╭─ EXCERPTED DATA

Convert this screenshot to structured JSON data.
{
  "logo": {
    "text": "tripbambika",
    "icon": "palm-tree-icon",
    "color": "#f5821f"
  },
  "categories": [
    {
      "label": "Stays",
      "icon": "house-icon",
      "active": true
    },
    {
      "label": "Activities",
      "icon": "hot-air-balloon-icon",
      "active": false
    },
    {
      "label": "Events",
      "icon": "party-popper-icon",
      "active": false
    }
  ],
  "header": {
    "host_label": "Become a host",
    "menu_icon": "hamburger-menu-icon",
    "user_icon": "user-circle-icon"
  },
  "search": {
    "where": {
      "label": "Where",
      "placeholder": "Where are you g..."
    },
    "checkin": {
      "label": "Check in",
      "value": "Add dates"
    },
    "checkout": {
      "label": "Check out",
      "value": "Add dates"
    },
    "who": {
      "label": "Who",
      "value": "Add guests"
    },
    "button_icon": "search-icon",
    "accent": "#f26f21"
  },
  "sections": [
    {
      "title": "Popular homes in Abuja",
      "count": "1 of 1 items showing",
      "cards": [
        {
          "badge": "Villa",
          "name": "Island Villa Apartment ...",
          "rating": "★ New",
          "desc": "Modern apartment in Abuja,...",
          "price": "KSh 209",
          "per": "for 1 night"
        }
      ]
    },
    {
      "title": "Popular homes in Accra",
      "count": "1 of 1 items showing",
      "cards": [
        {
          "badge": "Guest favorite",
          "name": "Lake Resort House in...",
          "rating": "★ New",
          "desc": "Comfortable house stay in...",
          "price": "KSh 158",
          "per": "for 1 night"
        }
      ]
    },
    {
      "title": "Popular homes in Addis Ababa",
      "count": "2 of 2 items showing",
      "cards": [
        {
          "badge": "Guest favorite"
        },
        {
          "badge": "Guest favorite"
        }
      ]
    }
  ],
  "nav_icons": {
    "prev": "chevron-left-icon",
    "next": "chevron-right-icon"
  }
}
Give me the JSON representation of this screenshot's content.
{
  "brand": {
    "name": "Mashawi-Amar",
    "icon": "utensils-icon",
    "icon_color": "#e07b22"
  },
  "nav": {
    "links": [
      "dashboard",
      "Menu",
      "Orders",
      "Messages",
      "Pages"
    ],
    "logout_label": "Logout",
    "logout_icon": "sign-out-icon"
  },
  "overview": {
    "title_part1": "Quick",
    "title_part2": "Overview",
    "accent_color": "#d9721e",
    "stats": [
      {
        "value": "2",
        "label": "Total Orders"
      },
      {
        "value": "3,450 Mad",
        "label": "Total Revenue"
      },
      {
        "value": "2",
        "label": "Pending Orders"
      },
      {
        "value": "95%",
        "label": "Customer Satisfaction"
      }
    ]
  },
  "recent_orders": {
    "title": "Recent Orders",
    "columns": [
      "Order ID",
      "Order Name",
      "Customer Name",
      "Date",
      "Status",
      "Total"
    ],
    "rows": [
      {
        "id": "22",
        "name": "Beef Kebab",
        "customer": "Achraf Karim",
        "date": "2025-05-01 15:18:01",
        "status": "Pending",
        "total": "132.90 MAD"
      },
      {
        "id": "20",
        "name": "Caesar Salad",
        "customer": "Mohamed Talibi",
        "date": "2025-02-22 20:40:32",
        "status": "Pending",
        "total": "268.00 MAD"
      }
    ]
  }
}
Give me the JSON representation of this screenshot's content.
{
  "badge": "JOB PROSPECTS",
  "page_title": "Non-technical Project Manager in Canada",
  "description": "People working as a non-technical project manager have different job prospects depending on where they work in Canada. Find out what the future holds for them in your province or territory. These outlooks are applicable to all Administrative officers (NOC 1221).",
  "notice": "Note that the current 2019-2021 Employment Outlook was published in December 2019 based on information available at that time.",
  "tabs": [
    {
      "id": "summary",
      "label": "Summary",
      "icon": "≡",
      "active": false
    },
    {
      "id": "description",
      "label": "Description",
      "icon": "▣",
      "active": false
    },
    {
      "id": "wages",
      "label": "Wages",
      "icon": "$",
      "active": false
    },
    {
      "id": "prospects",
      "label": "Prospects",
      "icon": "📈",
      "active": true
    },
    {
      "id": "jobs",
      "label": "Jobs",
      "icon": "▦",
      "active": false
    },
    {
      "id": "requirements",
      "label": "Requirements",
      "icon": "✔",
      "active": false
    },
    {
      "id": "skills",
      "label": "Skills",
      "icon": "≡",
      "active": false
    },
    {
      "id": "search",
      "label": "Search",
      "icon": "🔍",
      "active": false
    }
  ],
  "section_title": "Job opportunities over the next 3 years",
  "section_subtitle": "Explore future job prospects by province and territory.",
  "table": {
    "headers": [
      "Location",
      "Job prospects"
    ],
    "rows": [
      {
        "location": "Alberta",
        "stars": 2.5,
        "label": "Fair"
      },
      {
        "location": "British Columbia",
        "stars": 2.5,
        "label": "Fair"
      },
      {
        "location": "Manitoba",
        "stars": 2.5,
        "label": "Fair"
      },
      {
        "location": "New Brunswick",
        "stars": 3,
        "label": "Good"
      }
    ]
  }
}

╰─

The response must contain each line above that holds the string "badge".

**FINISHED EXERCISE**
          "badge": "Villa",
          "badge": "Guest favorite",
          "badge": "Guest favorite"
          "badge": "Guest favorite"
  "badge": "JOB PROSPECTS",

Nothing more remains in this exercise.